When I officially moved back to South Sudan a couple of years ago, a friend introduced me to his mechanic who later became my mechanic. His garage is a very small space that can only accommodate just a few cars at ago. The first time I ever took my car for him to fix, he asked me to return the following day to pick it. When I came back that morning, he handed me the key and followed me as I walked towards my car. Just when I was about to open the car, he right away offered to help. “Let me first get it out of there because it will be difficult for you” he said. I looked at him, smiled, and told him thanks but I can get it out.
Several months later, I went back to him for something else. When I returned later that day, he handed me the keys and again, followed me. This time, the car was parked in a complicated spot, for a second in my head I was like “how did you get it there?” I already knew why he was following me, and again, I told him thanks, I think I can get it out, and I did.
The third time I took my car to him after such a long time, when I went back to pick it, he just handed me my keys and said, “you drive like a man, I know you can get the car out of there”. I don’t remember what exactly I said back to him. It’s been years, but his statement replays in my head like it was just yesterday.
Those incidents did not just happen in a vacuum. My mechanic’s assumptions are rooted in the stereotype that “women are bad drivers” and the fact that driving is still considered men’s role. A country like Saudi Arabia just lifted the ban and legalized women driving in 2018 but even in countries that seem progressive, this attitude still strongly holds. Yes, it is legal for women to drive in South Sudan, but the stories I have heard or shared in community with other women make it feel like it’s illegal for women to be on the road driving or riding. I have been harassed countlessly by traffic police officers during the day and military men at checkpoints in the evenings who feel even more offended when I question their actions for no reason other than the fact that I am a woman and how dare?
Gender equality will not be achieved in South Sudan by turning women into experts of their socially ascribed gender roles
I have always wondered, what exactly amounts to a set of ‘good’ driving skills? Most of the car or motorcycle accidents within Juba are mostly between male drivers/riders. The numerous fatal accidents especially on the Juba-Nimule highway involving big trucks, buses, and other small cars all happen under male drivers. Reckless driving/riding is costing us lives every day all over the country. Why have we normalized reckless driving/riding for ‘good’ driving? Why does it feel like a crime to drive or ride responsibility; minding your speed and looking out for other road users including pedestrians?
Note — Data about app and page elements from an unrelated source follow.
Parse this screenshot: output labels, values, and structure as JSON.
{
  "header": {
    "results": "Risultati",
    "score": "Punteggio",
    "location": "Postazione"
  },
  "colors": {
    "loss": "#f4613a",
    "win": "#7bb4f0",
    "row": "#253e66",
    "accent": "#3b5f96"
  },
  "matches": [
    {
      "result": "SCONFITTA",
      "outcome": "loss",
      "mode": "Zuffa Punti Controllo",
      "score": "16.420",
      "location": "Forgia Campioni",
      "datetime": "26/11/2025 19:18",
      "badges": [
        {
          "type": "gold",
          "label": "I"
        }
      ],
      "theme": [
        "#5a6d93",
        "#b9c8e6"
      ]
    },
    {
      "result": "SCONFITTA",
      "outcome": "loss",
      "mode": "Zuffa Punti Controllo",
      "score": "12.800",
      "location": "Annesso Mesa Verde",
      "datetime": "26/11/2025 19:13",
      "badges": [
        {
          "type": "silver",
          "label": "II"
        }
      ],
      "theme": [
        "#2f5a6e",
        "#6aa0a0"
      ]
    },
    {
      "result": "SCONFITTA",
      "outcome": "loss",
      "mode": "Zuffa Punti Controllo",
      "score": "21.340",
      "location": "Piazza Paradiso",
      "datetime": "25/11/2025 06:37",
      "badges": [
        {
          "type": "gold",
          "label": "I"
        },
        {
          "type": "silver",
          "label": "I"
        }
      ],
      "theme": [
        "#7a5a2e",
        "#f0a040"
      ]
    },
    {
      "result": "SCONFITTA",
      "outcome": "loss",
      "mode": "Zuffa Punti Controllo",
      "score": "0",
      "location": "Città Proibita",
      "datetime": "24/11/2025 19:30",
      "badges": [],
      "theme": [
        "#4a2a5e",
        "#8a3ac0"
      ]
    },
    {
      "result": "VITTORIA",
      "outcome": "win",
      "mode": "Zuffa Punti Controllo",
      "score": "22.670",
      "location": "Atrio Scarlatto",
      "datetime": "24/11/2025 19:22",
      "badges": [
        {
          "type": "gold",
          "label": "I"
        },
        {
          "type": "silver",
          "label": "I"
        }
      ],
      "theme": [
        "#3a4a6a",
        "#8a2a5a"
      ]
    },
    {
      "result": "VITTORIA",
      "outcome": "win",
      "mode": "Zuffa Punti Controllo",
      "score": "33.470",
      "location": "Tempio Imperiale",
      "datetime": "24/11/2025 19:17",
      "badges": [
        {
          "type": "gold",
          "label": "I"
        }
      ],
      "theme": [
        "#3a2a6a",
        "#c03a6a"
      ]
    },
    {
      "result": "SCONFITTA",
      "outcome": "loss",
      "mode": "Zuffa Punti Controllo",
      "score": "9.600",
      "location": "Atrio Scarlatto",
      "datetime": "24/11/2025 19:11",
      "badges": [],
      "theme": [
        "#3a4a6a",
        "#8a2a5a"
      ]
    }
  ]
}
Some of the few privileged South Sudanese women who can buy or own private cars/motorcycles for their mobility are defying this gender norm and gradually challenging this stereotype. However, in the private sector, discrimination against women is visible. Most public means of road transportation (motorcycles (boda-boda), buses, minibuses, taxis, tuck-tucks famously known as ‘Raksha’ to many South Sudanese) and businesses in South Sudan are considered jobs for men. This is the same narrative in all the African countries I have been to. Public transportation is an extremely male-dominated field. In Uganda for example where I once lived, as a woman, I found some of these taxi parks and boda-boda stages to be some of the most toxic and rowdily-unsafe places to be. The unwarranted touching and name-calling got me nervous every time I thought about going to a taxi park in Uganda.
However, in South Sudan recently, there is a small shift. A countable number of women are starting to openly express interest and getting employed by Non-Governmental Organizations (NGOs) as drivers. When people see a female minibus driver /conductor or just a sight of a woman riding a motorcycle, there is this superficial public excitement or amusement. In some instances, you see people taking photos of the woman without their consent - but the actual experiences of these women daring to take up some of these jobs are not rosy ones. There is a certain level of ‘normality’ seeing women drive private cars than public transportation means and motorcycles (private or commercial).
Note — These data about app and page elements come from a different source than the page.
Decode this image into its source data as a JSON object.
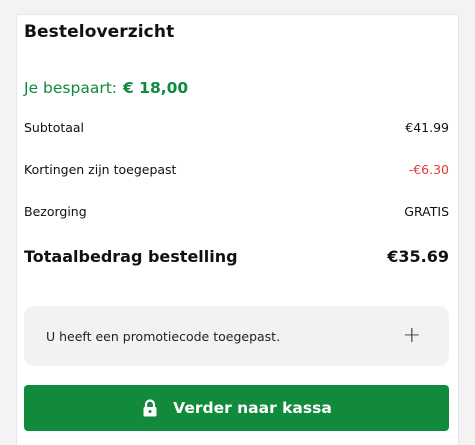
{
  "order_summary": {
    "title": "Besteloverzicht",
    "savings_label": "Je bespaart:",
    "savings_amount": "€ 18,00",
    "rows": [
      {
        "label": "Subtotaal",
        "value": "€41.99"
      },
      {
        "label": "Kortingen zijn toegepast",
        "value": "-€6.30"
      },
      {
        "label": "Bezorging",
        "value": "GRATIS"
      }
    ],
    "total_label": "Totaalbedrag bestelling",
    "total_value": "€35.69",
    "promo_text": "U heeft een promotiecode toegepast.",
    "promo_toggle": "+",
    "checkout_label": "Verder naar kassa"
  },
  "colors": {
    "accent_green": "#118a3c",
    "savings_green": "#0d8a3d",
    "discount_red": "#e53935"
  },
  "icons": {
    "checkout": "lock-icon",
    "promo": "plus-icon"
  }
}
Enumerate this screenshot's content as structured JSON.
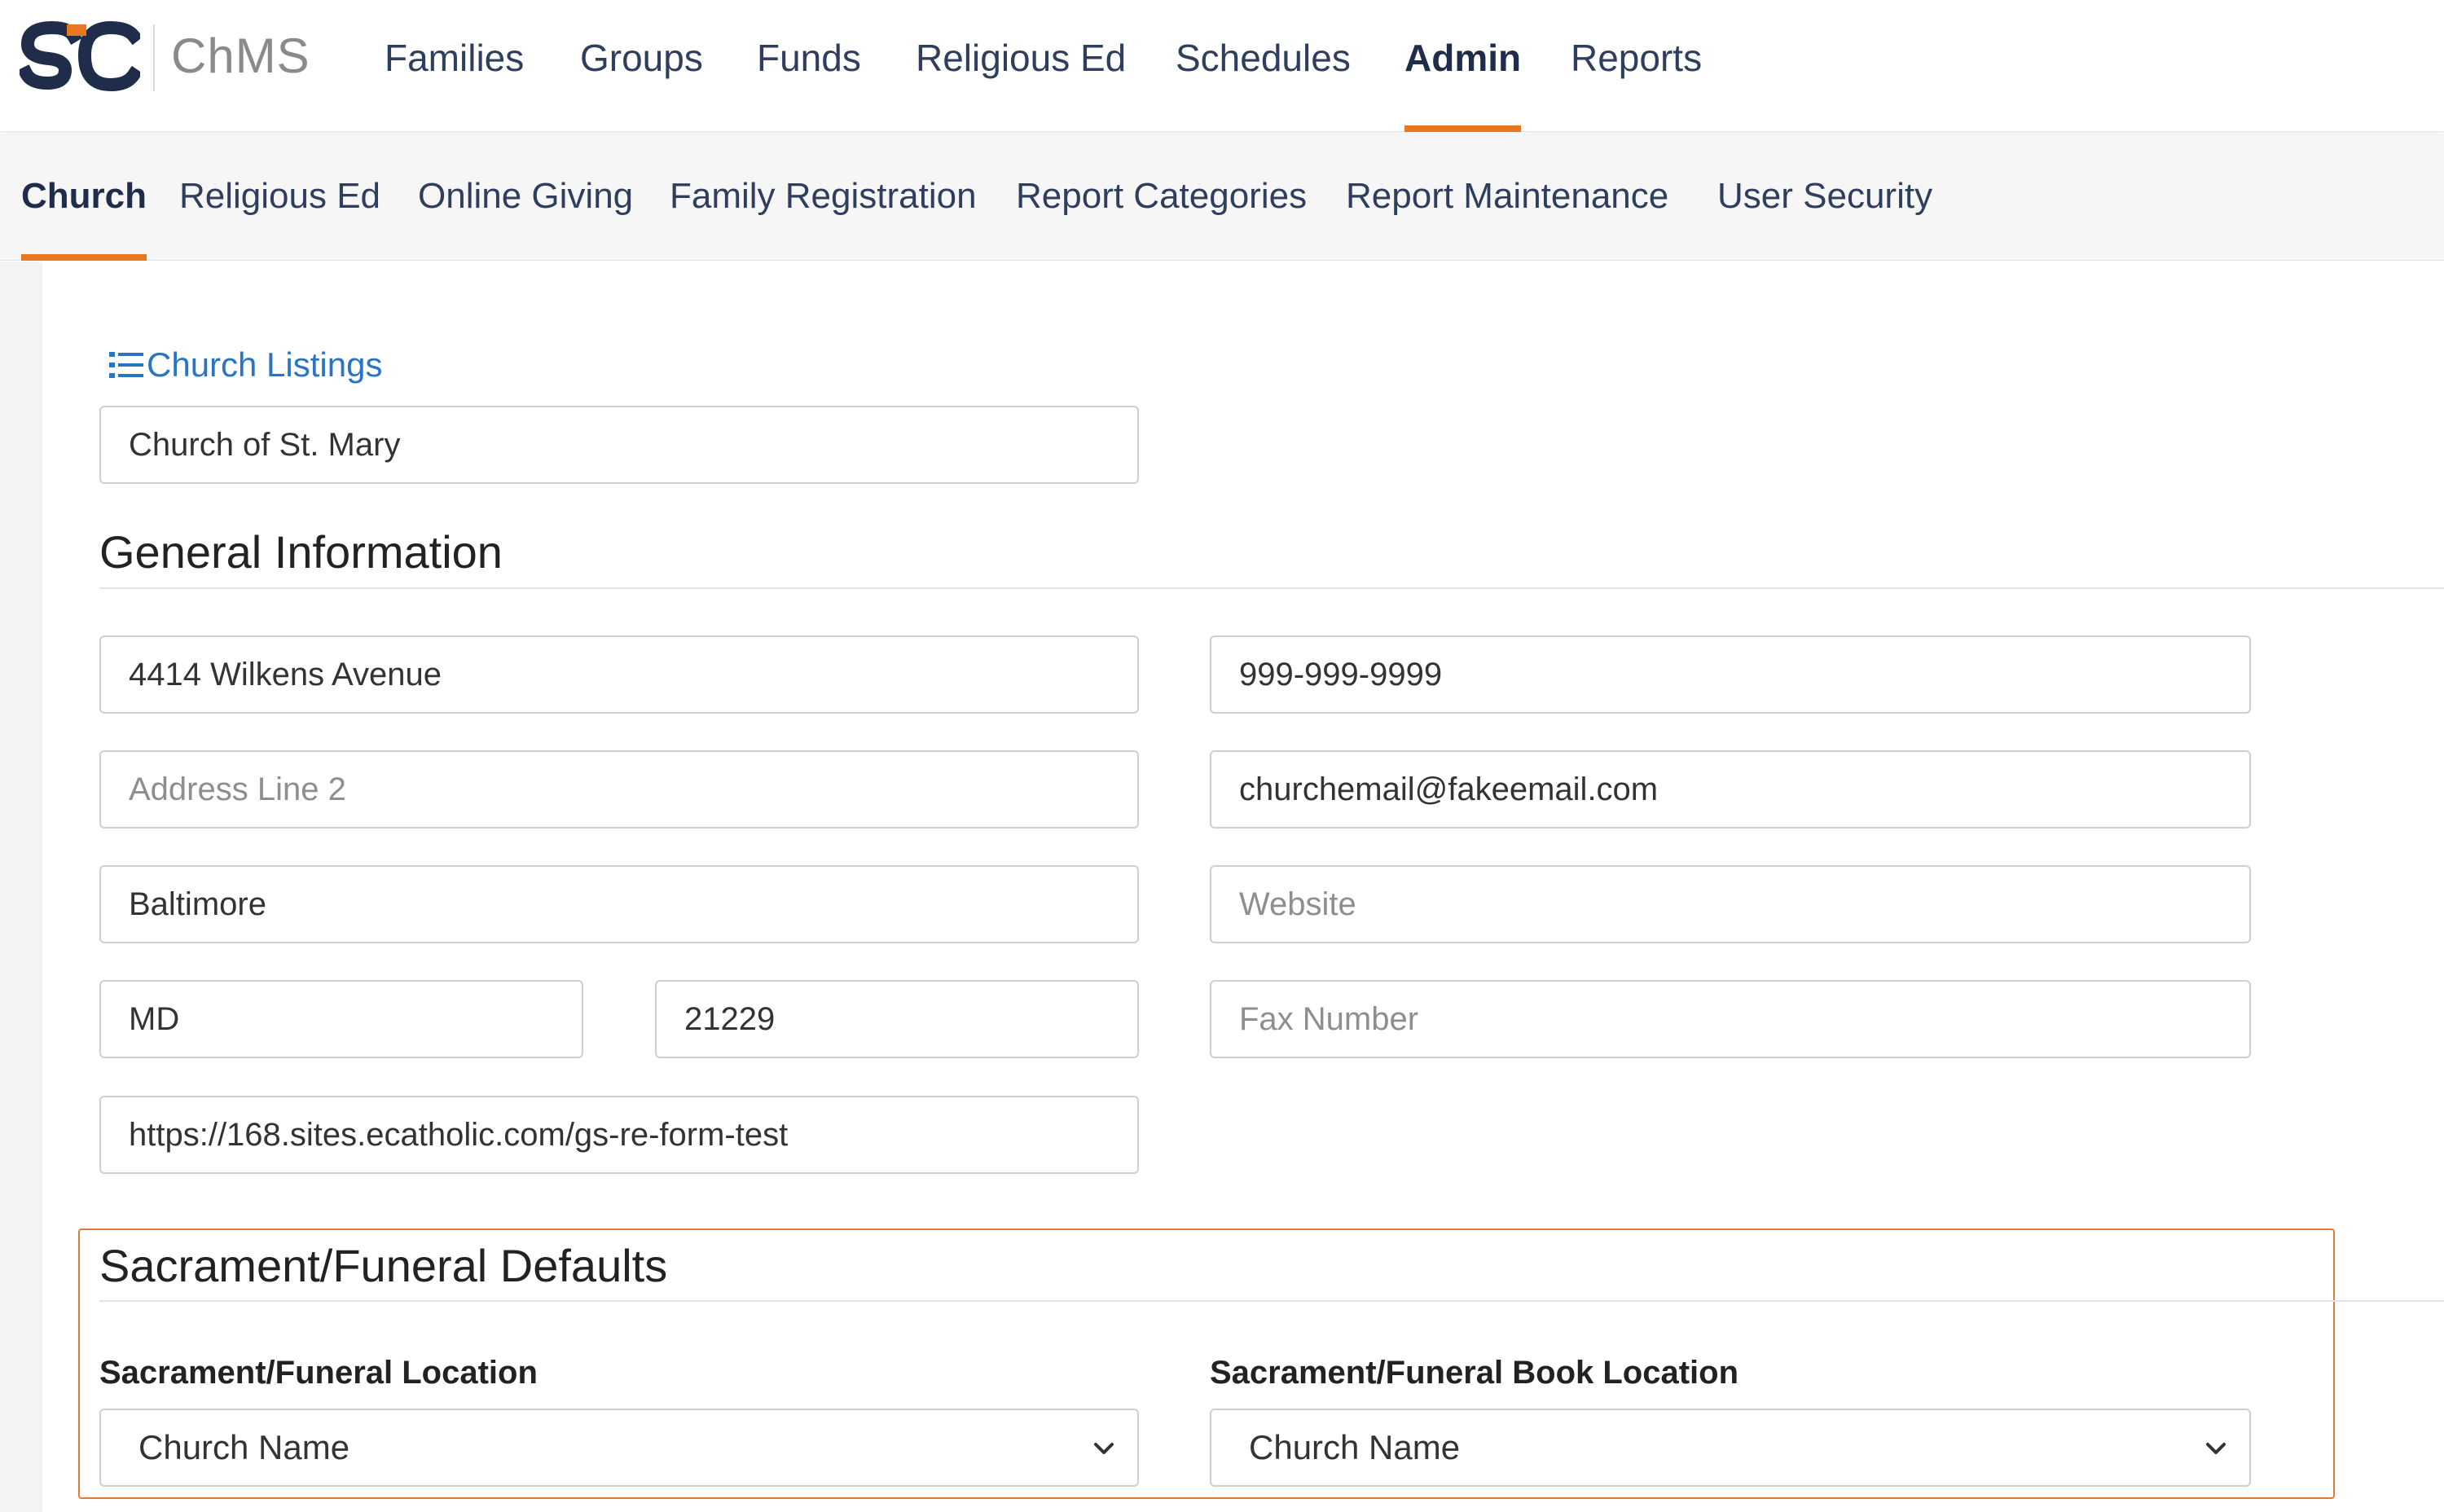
{
  "app": {
    "brand_letters": "SC",
    "name": "ChMS"
  },
  "topnav": {
    "items": [
      {
        "label": "Families"
      },
      {
        "label": "Groups"
      },
      {
        "label": "Funds"
      },
      {
        "label": "Religious Ed"
      },
      {
        "label": "Schedules"
      },
      {
        "label": "Admin",
        "active": true
      },
      {
        "label": "Reports"
      }
    ]
  },
  "subnav": {
    "items": [
      {
        "label": "Church",
        "active": true
      },
      {
        "label": "Religious Ed"
      },
      {
        "label": "Online Giving"
      },
      {
        "label": "Family Registration"
      },
      {
        "label": "Report Categories"
      },
      {
        "label": "Report Maintenance"
      },
      {
        "label": "User Security"
      }
    ]
  },
  "church": {
    "listings_link": "Church Listings",
    "name_value": "Church of St. Mary"
  },
  "general": {
    "title": "General Information",
    "address1": "4414 Wilkens Avenue",
    "address2_placeholder": "Address Line 2",
    "city": "Baltimore",
    "state": "MD",
    "zip": "21229",
    "url": "https://168.sites.ecatholic.com/gs-re-form-test",
    "phone": "999-999-9999",
    "email": "churchemail@fakeemail.com",
    "website_placeholder": "Website",
    "fax_placeholder": "Fax Number"
  },
  "sacrament": {
    "title": "Sacrament/Funeral Defaults",
    "location_label": "Sacrament/Funeral Location",
    "location_value": "Church Name",
    "book_location_label": "Sacrament/Funeral Book Location",
    "book_location_value": "Church Name"
  },
  "colors": {
    "accent": "#e87722",
    "nav_text": "#2f3e5c",
    "link": "#2a74c4",
    "highlight_border": "#e07a38"
  },
  "icons": {
    "listings": "list-icon",
    "select_caret": "chevron-down-icon"
  }
}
My friends Sebila who used to ride a motorcycle to work in Wau, Western Bahr el Ghazal, and Abak who also rides a motorcycle in Kuajok, Warrap State, have a million tales of what it’s like to be riding while female on those streets. But the funny thing is, no one wants to sit with the question of; why is this so rare? What is limiting South Sudanese women from actively participating in this field? Because on the other hand, men are doing jobs that were traditionally considered women’s duties such as cooking as chefs in restaurants, working in salons doing women’s hair, nails, etc., running small local laundry businesses among others.
Most of the programs designed by NGOs, humanitarian and other development agencies that are doing ‘women empowerment’ programs in South Sudan rather reinforce some of these stereotypes and gender roles. For example, many ‘women economic empowerment’ programs tend to focus on enhancing women’s skills in areas such as catering or cooking, handcrafting, hairdressing, care and hospitality business skills, etc., because those are roles women are easily envisioned in.
Gender equality will not be achieved in South Sudan by turning women into experts of their socially ascribed gender roles. There is need to focus on breaking these systemic gendered barriers, getting all genders out of the gender box, and facilitating the processes of opening up especially male-dominated fields such as the public transportation sector to women too. Men are not the yardstick, telling a woman “you drive like a man” is not a compliment.